This movie was a long-time passion project for star Christopher Reeve, but he couldn’t get it financed. When Cannon acquired the rights to Superman IV: The Quest for Peace, Reeve agreed to do that movie if Cannon paid for this one.
The story came from David Freeman, who wrote the last draft for Alfred Hitchcock’s final unproduced movie The Short Night, which the author turned into the 1984 book The Last Days of Alfred Hitchcock. The script was in a big pile of ones sent to Reeve, who had read a few pages and decided that it wasn’t for him. Weeks later, he picked it up, read it again and decided he had to make it.
It’s sort of based on real life, as Washington Post writer Janet Cooke has won a Pulitzer for her story about the life of a 9-year-old heroin addict. Two days after the award was given, the newspaper’s publisher Donald E. Graham held a press conference and admitted that the story was fictional. To make things worse, Cooke had forged her educational and resume. She left the paper, but after doing an interview with former boyfriend Mike Sager, the twosome sold the film rights to their story to Tri-Star Pictures for $1.6 million. That movie was never made.
This one was.
Director Jerry Schatzberg (The Seduction of Joe Tynan) and Reeve wanted to shoot on location in New York City, but Cannon was in money-saving mode and probably kept $2 million of their money by shooting it in Quebec. In fact, Cannon meddled throughout the movie and finally dumped it in just 300 theaters.
The irony of that is that this is one of a handful of Cannon movies that achieved their dream: co-star Morgan Freeman was nominated for an Academy Award and a Golden Globe Award for Best Supporting Actor for his role as Fast Black.
Fast Back is really a pimp named Leo Smalls, Jr. and everyone believes that he’s the pimp that reporter Jonathan Fisher (Reeve) has been writing about and discussing on his new TV show, Street Smart. Now, his editor Ted Avery (Andre Gregory of My Dinner With Andre) and district attorney Leonard Pike (Jay Patterson) want him to give up his sources.

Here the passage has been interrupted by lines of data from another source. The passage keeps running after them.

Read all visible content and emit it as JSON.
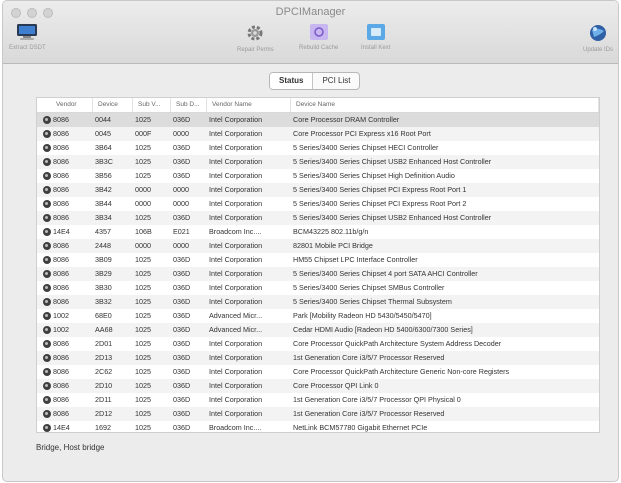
{
  "window": {
    "title": "DPCIManager"
  },
  "toolbar": {
    "extract_dsdt": "Extract DSDT",
    "repair_perms": "Repair Perms",
    "rebuild_cache": "Rebuild Cache",
    "install_kext": "Install Kext",
    "update_ids": "Update IDs"
  },
  "tabs": [
    {
      "label": "Status"
    },
    {
      "label": "PCI List"
    }
  ],
  "table": {
    "headers": {
      "vendor": "Vendor",
      "device": "Device",
      "subv": "Sub V...",
      "subd": "Sub D...",
      "vname": "Vendor Name",
      "dname": "Device Name"
    },
    "rows": [
      {
        "vendor": "8086",
        "device": "0044",
        "subv": "1025",
        "subd": "036D",
        "vname": "Intel Corporation",
        "dname": "Core Processor DRAM Controller"
      },
      {
        "vendor": "8086",
        "device": "0045",
        "subv": "000F",
        "subd": "0000",
        "vname": "Intel Corporation",
        "dname": "Core Processor PCI Express x16 Root Port"
      },
      {
        "vendor": "8086",
        "device": "3B64",
        "subv": "1025",
        "subd": "036D",
        "vname": "Intel Corporation",
        "dname": "5 Series/3400 Series Chipset HECI Controller"
      },
      {
        "vendor": "8086",
        "device": "3B3C",
        "subv": "1025",
        "subd": "036D",
        "vname": "Intel Corporation",
        "dname": "5 Series/3400 Series Chipset USB2 Enhanced Host Controller"
      },
      {
        "vendor": "8086",
        "device": "3B56",
        "subv": "1025",
        "subd": "036D",
        "vname": "Intel Corporation",
        "dname": "5 Series/3400 Series Chipset High Definition Audio"
      },
      {
        "vendor": "8086",
        "device": "3B42",
        "subv": "0000",
        "subd": "0000",
        "vname": "Intel Corporation",
        "dname": "5 Series/3400 Series Chipset PCI Express Root Port 1"
      },
      {
        "vendor": "8086",
        "device": "3B44",
        "subv": "0000",
        "subd": "0000",
        "vname": "Intel Corporation",
        "dname": "5 Series/3400 Series Chipset PCI Express Root Port 2"
      },
      {
        "vendor": "8086",
        "device": "3B34",
        "subv": "1025",
        "subd": "036D",
        "vname": "Intel Corporation",
        "dname": "5 Series/3400 Series Chipset USB2 Enhanced Host Controller"
      },
      {
        "vendor": "14E4",
        "device": "4357",
        "subv": "106B",
        "subd": "E021",
        "vname": "Broadcom Inc....",
        "dname": "BCM43225 802.11b/g/n"
      },
      {
        "vendor": "8086",
        "device": "2448",
        "subv": "0000",
        "subd": "0000",
        "vname": "Intel Corporation",
        "dname": "82801 Mobile PCI Bridge"
      },
      {
        "vendor": "8086",
        "device": "3B09",
        "subv": "1025",
        "subd": "036D",
        "vname": "Intel Corporation",
        "dname": "HM55 Chipset LPC Interface Controller"
      },
      {
        "vendor": "8086",
        "device": "3B29",
        "subv": "1025",
        "subd": "036D",
        "vname": "Intel Corporation",
        "dname": "5 Series/3400 Series Chipset 4 port SATA AHCI Controller"
      },
      {
        "vendor": "8086",
        "device": "3B30",
        "subv": "1025",
        "subd": "036D",
        "vname": "Intel Corporation",
        "dname": "5 Series/3400 Series Chipset SMBus Controller"
      },
      {
        "vendor": "8086",
        "device": "3B32",
        "subv": "1025",
        "subd": "036D",
        "vname": "Intel Corporation",
        "dname": "5 Series/3400 Series Chipset Thermal Subsystem"
      },
      {
        "vendor": "1002",
        "device": "68E0",
        "subv": "1025",
        "subd": "036D",
        "vname": "Advanced Micr...",
        "dname": "Park [Mobility Radeon HD 5430/5450/5470]"
      },
      {
        "vendor": "1002",
        "device": "AA68",
        "subv": "1025",
        "subd": "036D",
        "vname": "Advanced Micr...",
        "dname": "Cedar HDMI Audio [Radeon HD 5400/6300/7300 Series]"
      },
      {
        "vendor": "8086",
        "device": "2D01",
        "subv": "1025",
        "subd": "036D",
        "vname": "Intel Corporation",
        "dname": "Core Processor QuickPath Architecture System Address Decoder"
      },
      {
        "vendor": "8086",
        "device": "2D13",
        "subv": "1025",
        "subd": "036D",
        "vname": "Intel Corporation",
        "dname": "1st Generation Core i3/5/7 Processor Reserved"
      },
      {
        "vendor": "8086",
        "device": "2C62",
        "subv": "1025",
        "subd": "036D",
        "vname": "Intel Corporation",
        "dname": "Core Processor QuickPath Architecture Generic Non-core Registers"
      },
      {
        "vendor": "8086",
        "device": "2D10",
        "subv": "1025",
        "subd": "036D",
        "vname": "Intel Corporation",
        "dname": "Core Processor QPI Link 0"
      },
      {
        "vendor": "8086",
        "device": "2D11",
        "subv": "1025",
        "subd": "036D",
        "vname": "Intel Corporation",
        "dname": "1st Generation Core i3/5/7 Processor QPI Physical 0"
      },
      {
        "vendor": "8086",
        "device": "2D12",
        "subv": "1025",
        "subd": "036D",
        "vname": "Intel Corporation",
        "dname": "1st Generation Core i3/5/7 Processor Reserved"
      },
      {
        "vendor": "14E4",
        "device": "1692",
        "subv": "1025",
        "subd": "036D",
        "vname": "Broadcom Inc....",
        "dname": "NetLink BCM57780 Gigabit Ethernet PCIe"
      }
    ]
  },
  "status_bar": {
    "text": "Bridge, Host bridge"
  },
  "icons": {
    "extract": "monitor-icon",
    "repair": "gear-icon",
    "rebuild": "cache-icon",
    "install": "kext-icon",
    "update": "globe-icon"
  },
  "colors": {
    "accent": "#5aa9e6",
    "rebuild": "#c8b6f0",
    "selected_row": "#dcdcdc"
  }
}
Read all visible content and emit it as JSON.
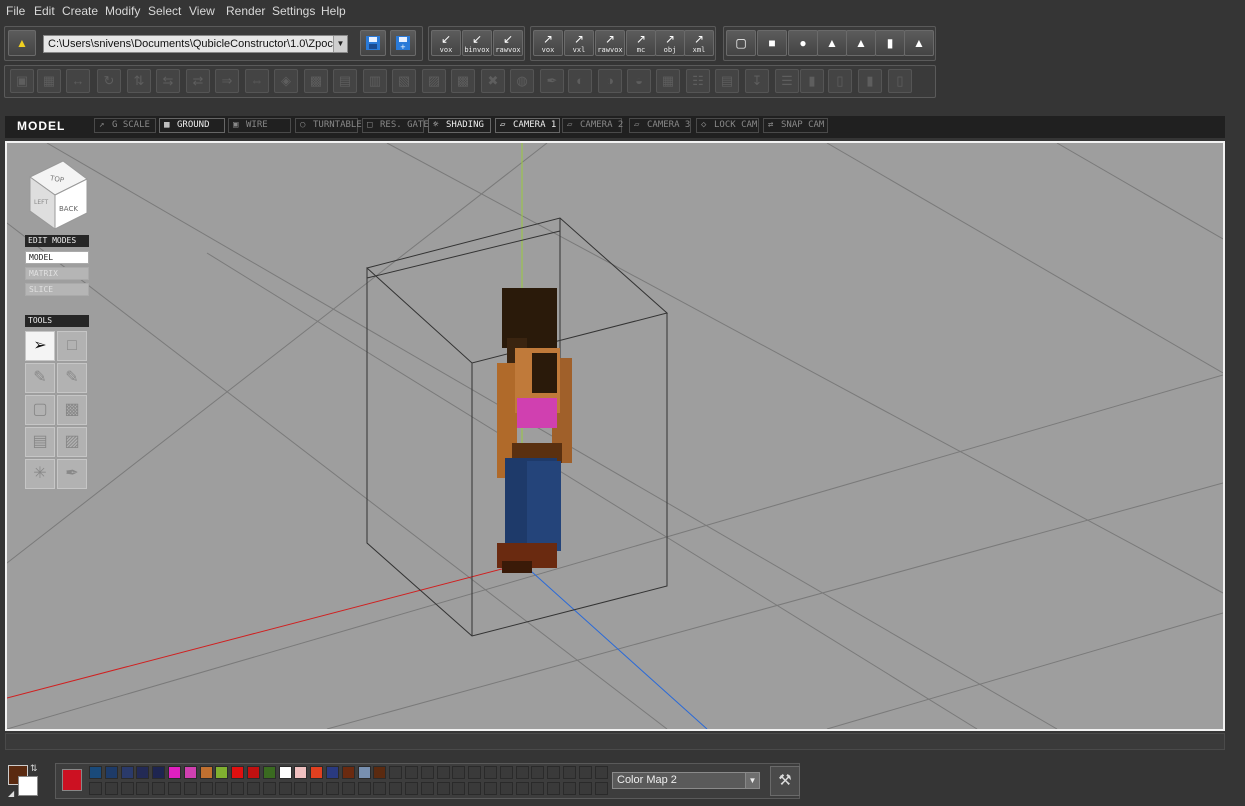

The problem is that he’s made everything up.
But the real world that Jonathan soon finds himself in is dangerous, with him in danger of being prosecuted, being found out as a liar or worse, losing his life and the life of his lover Alison (Mimi Rogers).
With a Miles Davis soundtrack and an intense performance by Freeman, Street Smart is one of the better movies Cannon would make, even if they didn’t know how to sell it.
You can watch this on Tubi.